  • combating and preventing deforestation, and the sustainable management and conservation of the forest;
  • climate change;
  • cooperation to prevent and combat environmental crimes in the Amazon;
  • management and restoration of the Amazon river basin;
  • cooperation between Amazonian countries;
  • the role of civil society in the sustainable development of the Amazon;
  • health and food safety;
  • combating Amazonian poverty;
  • reduction of regional inequalities;
  • challenges of gas, mining and oil projects; and
  • climate-environmental financing and favorable environment for bio-business in the Amazon.

To better organize  the Amazon Dialogues, Ordinance SG/PR 155/23 established a technical working group to “define the structure and organization of the Amazon Dialogues, mobilize civil society for the event, organizing the initiatives in seminars for debates and exhibitions.”
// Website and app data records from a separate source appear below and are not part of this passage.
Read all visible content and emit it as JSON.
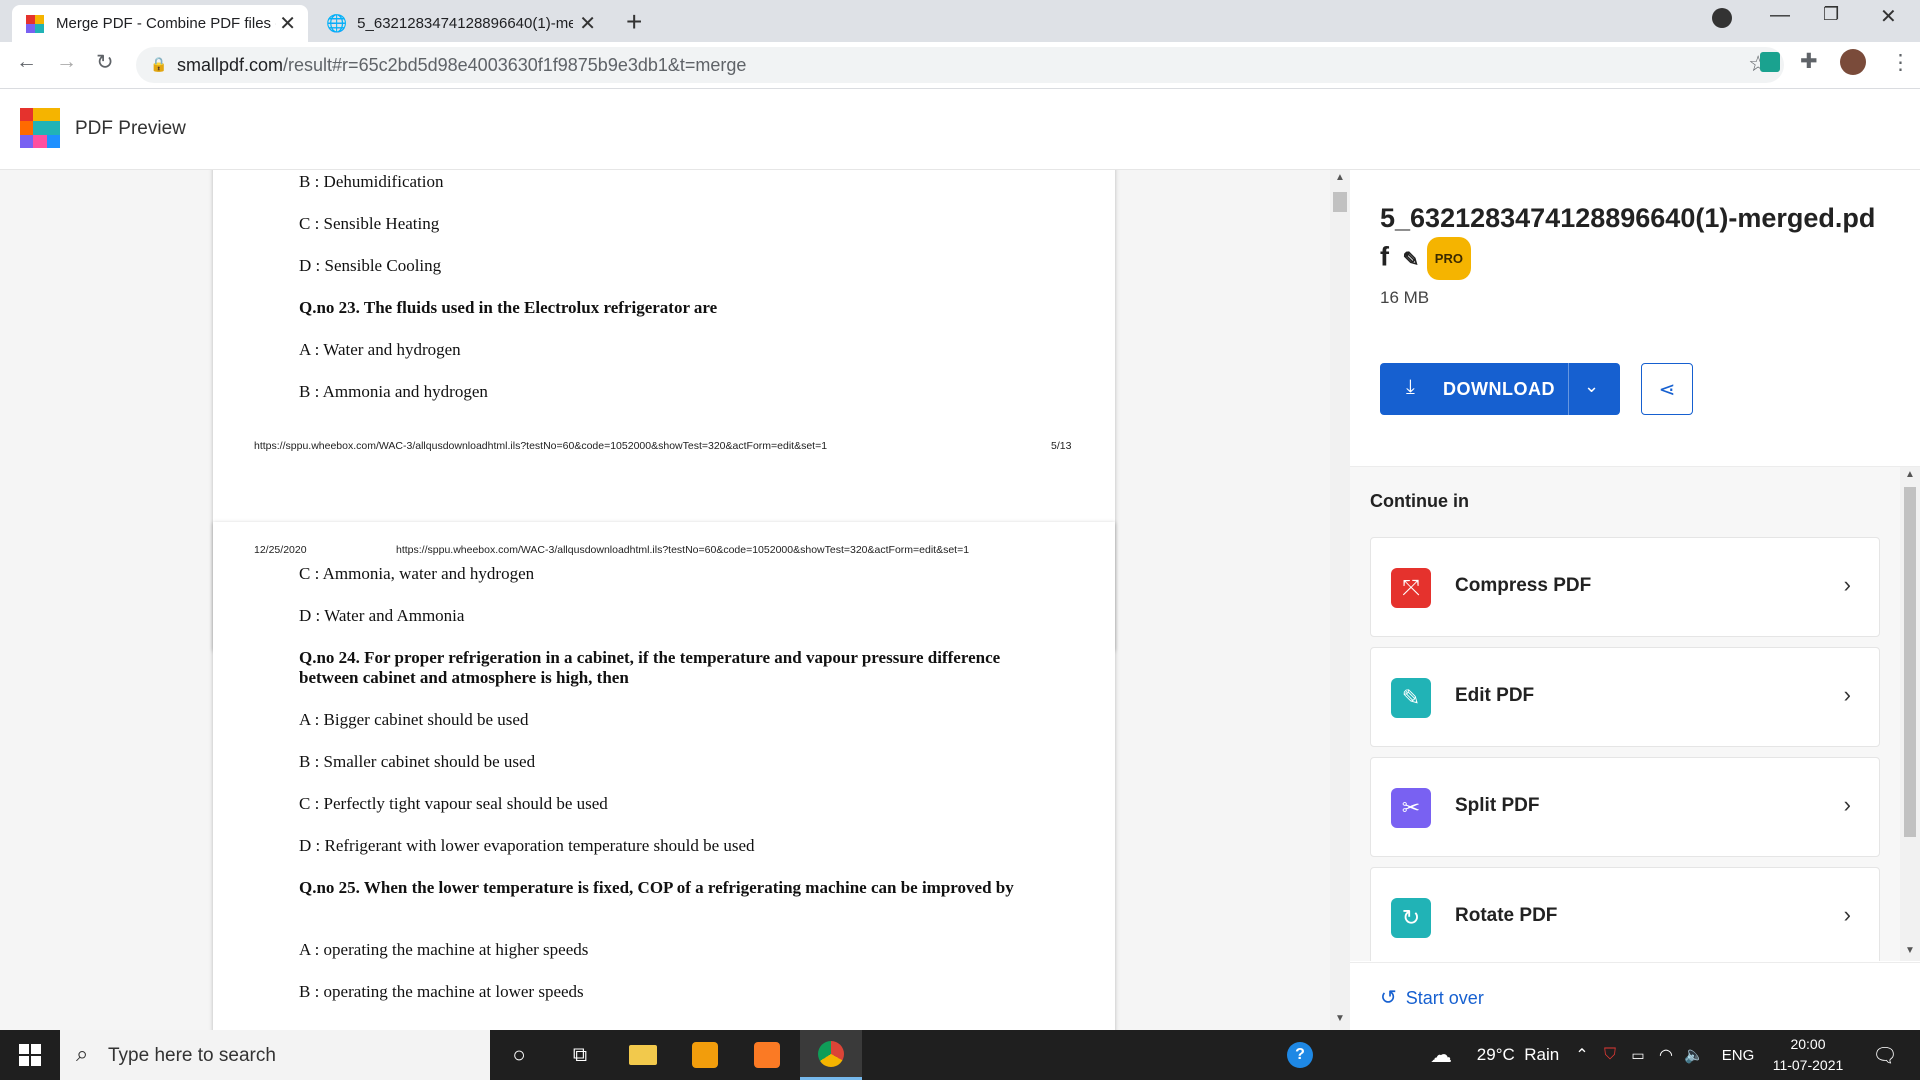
{
  "browser": {
    "tabs": [
      {
        "title": "Merge PDF - Combine PDF files online",
        "active": true
      },
      {
        "title": "5_6321283474128896640(1)-merged.pdf",
        "active": false
      }
    ],
    "url_domain": "smallpdf.com",
    "url_path": "/result#r=65c2bd5d98e4003630f1f9875b9e3db1&t=merge"
  },
  "app": {
    "title": "PDF Preview"
  },
  "pdf": {
    "page_a": {
      "lines": [
        "B : Dehumidification",
        "C : Sensible Heating",
        "D : Sensible Cooling",
        "Q.no 23. The fluids used in the Electrolux refrigerator are",
        "A : Water and hydrogen",
        "B : Ammonia and hydrogen"
      ],
      "footer_url": "https://sppu.wheebox.com/WAC-3/allqusdownloadhtml.ils?testNo=60&code=1052000&showTest=320&actForm=edit&set=1",
      "page_num": "5/13"
    },
    "page_b": {
      "header_date": "12/25/2020",
      "header_url": "https://sppu.wheebox.com/WAC-3/allqusdownloadhtml.ils?testNo=60&code=1052000&showTest=320&actForm=edit&set=1",
      "lines": [
        "C : Ammonia, water and hydrogen",
        "D : Water and Ammonia",
        "Q.no 24. For proper refrigeration in a cabinet, if the temperature and vapour pressure difference between cabinet and atmosphere is high, then",
        "A : Bigger cabinet should be used",
        "B : Smaller cabinet should be used",
        "C : Perfectly tight vapour seal should be used",
        "D : Refrigerant with lower evaporation temperature should be used",
        "Q.no 25. When the lower temperature is fixed, COP of a refrigerating machine can be improved by",
        "A : operating the machine at higher speeds",
        "B : operating the machine at lower speeds"
      ]
    }
  },
  "side": {
    "filename": "5_6321283474128896640(1)-merged.pdf",
    "pro_badge": "PRO",
    "size": "16 MB",
    "download_label": "DOWNLOAD",
    "continue_heading": "Continue in",
    "tools": [
      {
        "label": "Compress PDF",
        "color": "#e5322d"
      },
      {
        "label": "Edit PDF",
        "color": "#21b3b6"
      },
      {
        "label": "Split PDF",
        "color": "#7961f2"
      },
      {
        "label": "Rotate PDF",
        "color": "#21b3b6"
      }
    ],
    "start_over": "Start over"
  },
  "taskbar": {
    "search_placeholder": "Type here to search",
    "weather": "29°C  Rain",
    "lang": "ENG",
    "time": "20:00",
    "date": "11-07-2021"
  },
  "colors": {
    "accent": "#1660d0",
    "pro": "#f5b400"
  }
}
The Ministry of Environment and Climate Change also published Ordinance MMA GM/MMA 553/23, establishing the working group to organize the Amazon Summit. It is worth mentioning the diversity of the group, composed by a representative of each of the following bodies, as determined by article 2 of the Ordinance:

  • Executive Secretariat;
  • Extraordinary National Secretariat for Deforestation Control and Territorial Environmental Planning;
  • National Secretariat for Climate Change;
  • National Secretariat for Biodiversity, Forests and Animal Rights;
  • National Secretariat of Urban Environment and Environmental Quality;
  • National Secretariat of Bioeconomy;
  • National Secretariat of Traditional Peoples and Communities and Rural Sustainable Development;
  • Brazilian Forest Service (Serviço Florestal Brasileiro or SFB);
  • Special Advisory on International Affairs;
  • Brazilian Institute of the Environment and Renewable Natural Resources (Instituto Brasileiro do Meio Ambiente e dos Recursos Naturais Renováveis or Ibama);
  • Chico Mendes Institute for Biodiversity Conservation – Chico Mendes Institute; and
  • National Agency for Water and Basic Sanitation (Agência Nacional de Águas e Saneamento Básico or ANA).

The meeting of several participants also occurs in the preparatory phase of the event. About 140 organizations of indigenous peoples, quilombolas, traditional communities and civil society (at regional, national and international levels) sent a letter to the Amazonian countries’ presidents, to Brazilian President’s International Office, to Itamaraty, to OTCA and to the Ministries of Foreign Affairs of the Amazonian countries requesting, in general, “spaces for the active and effective participation of indigenous peoples, quilombolas, traditional communities and civil society in the planning and development of the Amazon Summit.”

This effective and active participation could be materialized, for instance, through:

  • autonomously appointed representatives;
  • organizations of diversified working groups, so that their proposals and opinions influence the governments determinations;
  • transparency mechanisms that allow the documents and issued reports to be public; and
  • channels to receive contributions and suggestions.

Pará gains prominence as a venue for environmental discussions

Pará is becoming increasingly important in the environmental agenda especially due to the several international events taking place in its area.

In 2021, for example, Belém hosted the World Bioeconomy Forum, becoming the first venue to host such an event outside of Finland. This year, in addition to the Amazon Summit, the 1st Amazon Environmental Judicial Summit – Judges and Forests at Pará State Court of Justice is scheduled for August. In 2025, the capital of Pará will host the 30th UN Conference of the Parties on Climate Change (COP 30).

The Amazon Summit is fundamental to the implementation of measures towards the region’s sustainable development. In an unprecedented move, the expectation is that the eight countries that have sovereignty over the Amazon Rainforest develop with the interested groups an agenda focused on the protection and ecological conservation of the Amazon.

As an immediate political consequence of the event, the Amazon Summit is expected to strengthen OTCA by boosting cooperation among its member states and intensifying joint actions to address the region's environmental and socio-economic challenges.